- [About this task]:
Report every line below that carries the word "beneficiary".

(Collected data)
++++

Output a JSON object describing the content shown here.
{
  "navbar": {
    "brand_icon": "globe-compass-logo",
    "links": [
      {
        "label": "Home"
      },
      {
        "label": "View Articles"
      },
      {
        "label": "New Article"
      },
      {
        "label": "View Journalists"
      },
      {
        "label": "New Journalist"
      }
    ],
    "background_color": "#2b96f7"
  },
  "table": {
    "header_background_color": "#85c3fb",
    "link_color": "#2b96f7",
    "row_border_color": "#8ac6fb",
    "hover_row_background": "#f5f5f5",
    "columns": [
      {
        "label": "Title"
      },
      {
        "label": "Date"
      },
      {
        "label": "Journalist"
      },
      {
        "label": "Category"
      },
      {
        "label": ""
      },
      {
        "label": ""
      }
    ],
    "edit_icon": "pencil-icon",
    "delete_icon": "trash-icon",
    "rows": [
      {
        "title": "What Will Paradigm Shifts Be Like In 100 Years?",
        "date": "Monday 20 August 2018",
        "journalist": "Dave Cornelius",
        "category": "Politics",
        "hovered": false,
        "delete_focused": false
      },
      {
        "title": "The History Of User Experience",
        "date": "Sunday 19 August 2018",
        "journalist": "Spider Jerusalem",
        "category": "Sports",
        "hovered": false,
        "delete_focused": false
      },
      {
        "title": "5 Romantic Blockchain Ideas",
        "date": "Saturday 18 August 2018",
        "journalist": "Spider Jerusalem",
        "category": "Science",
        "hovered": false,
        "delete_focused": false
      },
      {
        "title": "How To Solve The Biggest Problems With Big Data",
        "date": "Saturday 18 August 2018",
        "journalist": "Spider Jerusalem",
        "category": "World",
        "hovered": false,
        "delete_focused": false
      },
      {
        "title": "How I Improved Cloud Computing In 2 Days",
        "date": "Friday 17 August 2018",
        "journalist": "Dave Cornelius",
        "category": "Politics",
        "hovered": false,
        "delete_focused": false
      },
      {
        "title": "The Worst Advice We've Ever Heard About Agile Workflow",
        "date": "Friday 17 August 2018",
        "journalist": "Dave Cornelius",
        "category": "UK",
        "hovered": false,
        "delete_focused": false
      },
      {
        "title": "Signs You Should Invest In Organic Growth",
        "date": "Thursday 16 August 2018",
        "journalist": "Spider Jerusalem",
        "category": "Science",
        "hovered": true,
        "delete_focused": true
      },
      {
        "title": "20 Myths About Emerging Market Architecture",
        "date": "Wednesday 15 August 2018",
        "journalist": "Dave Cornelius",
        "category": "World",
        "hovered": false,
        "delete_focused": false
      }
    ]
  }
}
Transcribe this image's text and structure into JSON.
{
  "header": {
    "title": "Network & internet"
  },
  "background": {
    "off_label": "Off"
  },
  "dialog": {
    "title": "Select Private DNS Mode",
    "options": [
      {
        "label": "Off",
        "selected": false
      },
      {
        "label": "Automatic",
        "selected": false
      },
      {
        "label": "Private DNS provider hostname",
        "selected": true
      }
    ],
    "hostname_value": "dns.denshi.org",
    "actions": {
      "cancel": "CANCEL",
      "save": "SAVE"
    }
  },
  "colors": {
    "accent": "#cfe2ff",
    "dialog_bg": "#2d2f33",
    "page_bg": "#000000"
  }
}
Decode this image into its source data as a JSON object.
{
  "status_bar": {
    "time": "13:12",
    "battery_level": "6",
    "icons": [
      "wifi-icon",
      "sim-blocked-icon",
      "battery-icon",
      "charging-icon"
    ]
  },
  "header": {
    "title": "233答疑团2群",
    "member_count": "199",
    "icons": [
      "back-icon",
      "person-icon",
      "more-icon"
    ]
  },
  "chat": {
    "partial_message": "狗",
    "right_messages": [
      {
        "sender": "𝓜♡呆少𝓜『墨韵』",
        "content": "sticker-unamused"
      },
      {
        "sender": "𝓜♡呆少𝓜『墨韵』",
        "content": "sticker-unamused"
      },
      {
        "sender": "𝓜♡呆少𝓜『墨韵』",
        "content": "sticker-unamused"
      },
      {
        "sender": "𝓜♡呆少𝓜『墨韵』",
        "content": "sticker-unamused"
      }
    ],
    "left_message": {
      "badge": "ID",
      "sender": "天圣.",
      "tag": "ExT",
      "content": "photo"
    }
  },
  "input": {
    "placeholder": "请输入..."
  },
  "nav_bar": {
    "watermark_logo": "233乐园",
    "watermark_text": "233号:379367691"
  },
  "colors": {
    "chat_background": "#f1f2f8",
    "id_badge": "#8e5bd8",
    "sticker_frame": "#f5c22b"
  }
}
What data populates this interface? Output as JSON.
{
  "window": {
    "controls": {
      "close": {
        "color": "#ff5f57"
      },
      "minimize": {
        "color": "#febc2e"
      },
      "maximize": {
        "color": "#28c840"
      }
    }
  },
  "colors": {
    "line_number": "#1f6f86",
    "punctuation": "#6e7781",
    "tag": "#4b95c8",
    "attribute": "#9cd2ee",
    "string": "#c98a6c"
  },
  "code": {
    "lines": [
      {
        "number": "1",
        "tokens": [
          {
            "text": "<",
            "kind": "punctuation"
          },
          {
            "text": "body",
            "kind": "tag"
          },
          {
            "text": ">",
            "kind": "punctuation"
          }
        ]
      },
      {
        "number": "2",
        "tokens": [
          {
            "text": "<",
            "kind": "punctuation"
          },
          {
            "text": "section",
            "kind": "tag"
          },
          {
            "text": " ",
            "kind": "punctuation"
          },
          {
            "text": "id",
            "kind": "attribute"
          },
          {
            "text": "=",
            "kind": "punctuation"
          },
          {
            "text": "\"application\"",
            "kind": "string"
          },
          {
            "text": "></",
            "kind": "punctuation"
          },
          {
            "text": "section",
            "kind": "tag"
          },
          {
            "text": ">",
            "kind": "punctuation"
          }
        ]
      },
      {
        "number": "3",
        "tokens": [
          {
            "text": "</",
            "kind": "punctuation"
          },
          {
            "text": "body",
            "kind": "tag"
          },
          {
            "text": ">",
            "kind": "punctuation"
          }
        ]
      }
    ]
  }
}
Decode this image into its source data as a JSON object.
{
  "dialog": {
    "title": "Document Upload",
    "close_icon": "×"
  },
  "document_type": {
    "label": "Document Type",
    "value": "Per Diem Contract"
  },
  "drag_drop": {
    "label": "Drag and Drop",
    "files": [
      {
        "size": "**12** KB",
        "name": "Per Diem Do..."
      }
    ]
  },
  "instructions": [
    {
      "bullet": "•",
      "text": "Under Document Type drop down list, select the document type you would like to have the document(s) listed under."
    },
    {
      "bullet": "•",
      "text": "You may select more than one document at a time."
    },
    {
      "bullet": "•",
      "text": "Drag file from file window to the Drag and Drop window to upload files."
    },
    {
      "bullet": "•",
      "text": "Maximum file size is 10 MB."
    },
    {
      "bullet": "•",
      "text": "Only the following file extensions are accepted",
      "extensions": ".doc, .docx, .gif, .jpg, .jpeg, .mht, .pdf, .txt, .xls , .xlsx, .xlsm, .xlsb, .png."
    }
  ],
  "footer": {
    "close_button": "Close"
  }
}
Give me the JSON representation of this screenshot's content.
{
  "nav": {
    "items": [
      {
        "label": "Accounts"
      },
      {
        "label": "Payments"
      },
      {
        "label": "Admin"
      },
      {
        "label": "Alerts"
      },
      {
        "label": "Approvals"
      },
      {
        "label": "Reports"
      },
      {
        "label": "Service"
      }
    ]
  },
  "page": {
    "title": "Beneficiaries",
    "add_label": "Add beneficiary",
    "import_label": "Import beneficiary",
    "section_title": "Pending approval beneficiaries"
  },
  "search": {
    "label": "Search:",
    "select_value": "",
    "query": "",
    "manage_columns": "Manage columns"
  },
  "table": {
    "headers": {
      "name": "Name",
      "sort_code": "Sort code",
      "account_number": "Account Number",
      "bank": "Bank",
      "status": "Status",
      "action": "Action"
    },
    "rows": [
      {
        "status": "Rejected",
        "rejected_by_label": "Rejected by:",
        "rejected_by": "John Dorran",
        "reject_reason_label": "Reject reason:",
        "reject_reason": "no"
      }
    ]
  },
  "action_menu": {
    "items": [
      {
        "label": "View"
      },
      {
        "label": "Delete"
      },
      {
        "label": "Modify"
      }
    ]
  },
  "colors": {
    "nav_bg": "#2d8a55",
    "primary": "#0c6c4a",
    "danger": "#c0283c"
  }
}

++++

- [Response to the task]:
    "add_label": "Add beneficiary",
    "import_label": "Import beneficiary",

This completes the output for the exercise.